          I'd like if you could respond, as I'd like to know more about what it is you are trying to accomplish, and the scope of your project. If we can't find an answer to your problems, maybe others can learn from them.

          "Flex certainly has its uses, but I can't say its right for applications that need to integrate with HTML."

          I would tend to agree. If you want a HTML app, use HTML technology (e.g., HTML, AJAX, Javascript). If you want a RIA app, use RIA technology (e.g., Flex)

          I'm hoping it's not too late to solve your problems, before you give up on Flex - then again, like I said, I'm not a mind reader. Hope I helped some.

          Cheers,

          David
          • 2. Re: Cornered yet again by Flex - a tale of woe
            blahxxxx Level 1
            Hi David

            Thanks for your response.

            I would suggest that many applications need to integrate well with HTML - even Flex apps.

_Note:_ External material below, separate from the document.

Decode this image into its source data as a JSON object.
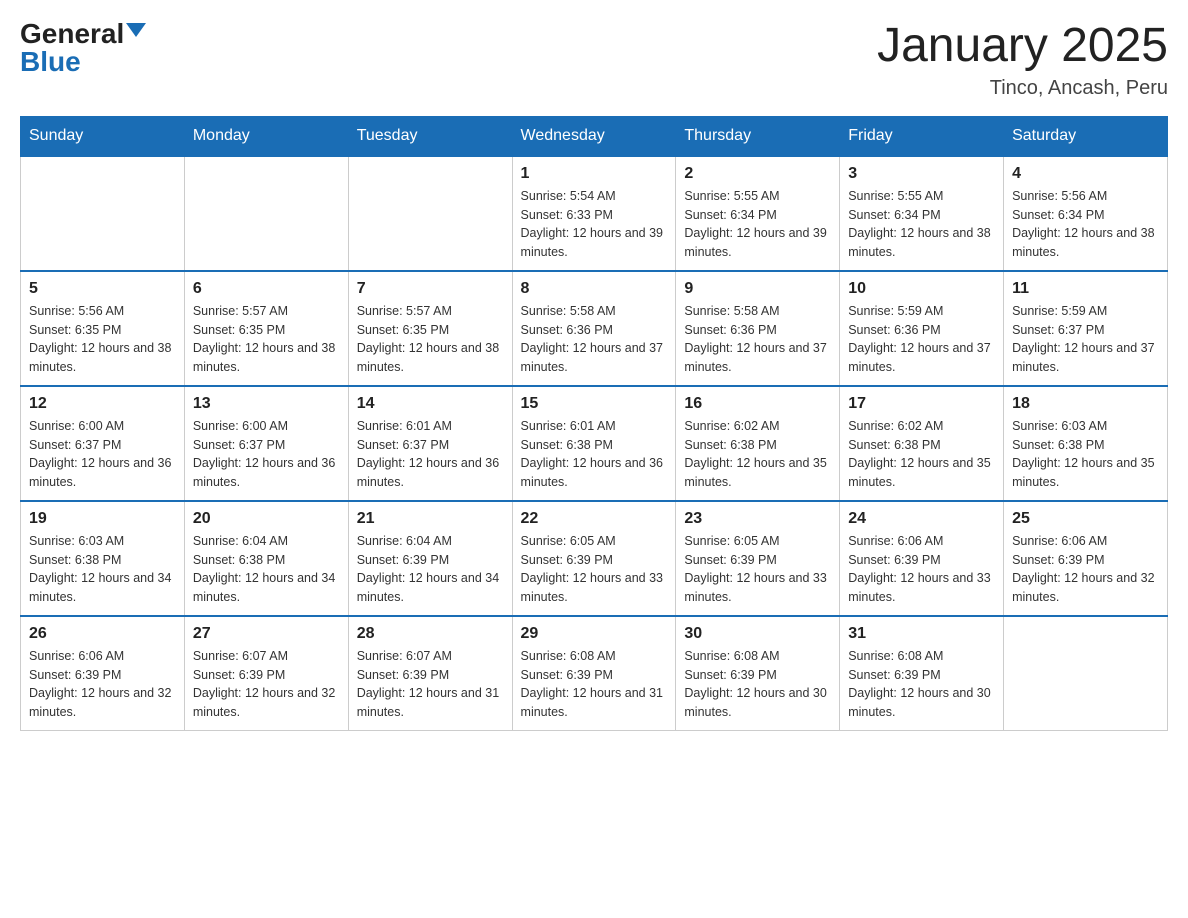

            What it boils down to is that our entire project is now in danger because when Flex opens a new browser window or a popup, it randomly triggers the Firefox popup blocker. 12 months work down the drain because of this.

            It's a disappointing outcome for a major software development project.

            Thanks for your interest.

            Andrew
            • 3. Re: Cornered yet again by Flex - a tale of woe
              davidmedifit Level 1
              Andrew - I feel your pain, I've been in situations where seemingly insignificant details torpedo entire projects. To be fair, it seems (on the surface) that your issue is with FireFox, and not Flex (unless Flex opens new windows in a non-web-standard manner?).

              Was there a reason why this wasn't a problem during development? Is it anything to do with the test / production environments? As a matter of interest, what is the code you are using to create the popups? I'm no expert, but would lend a hand if I could.

              Cheers,

              David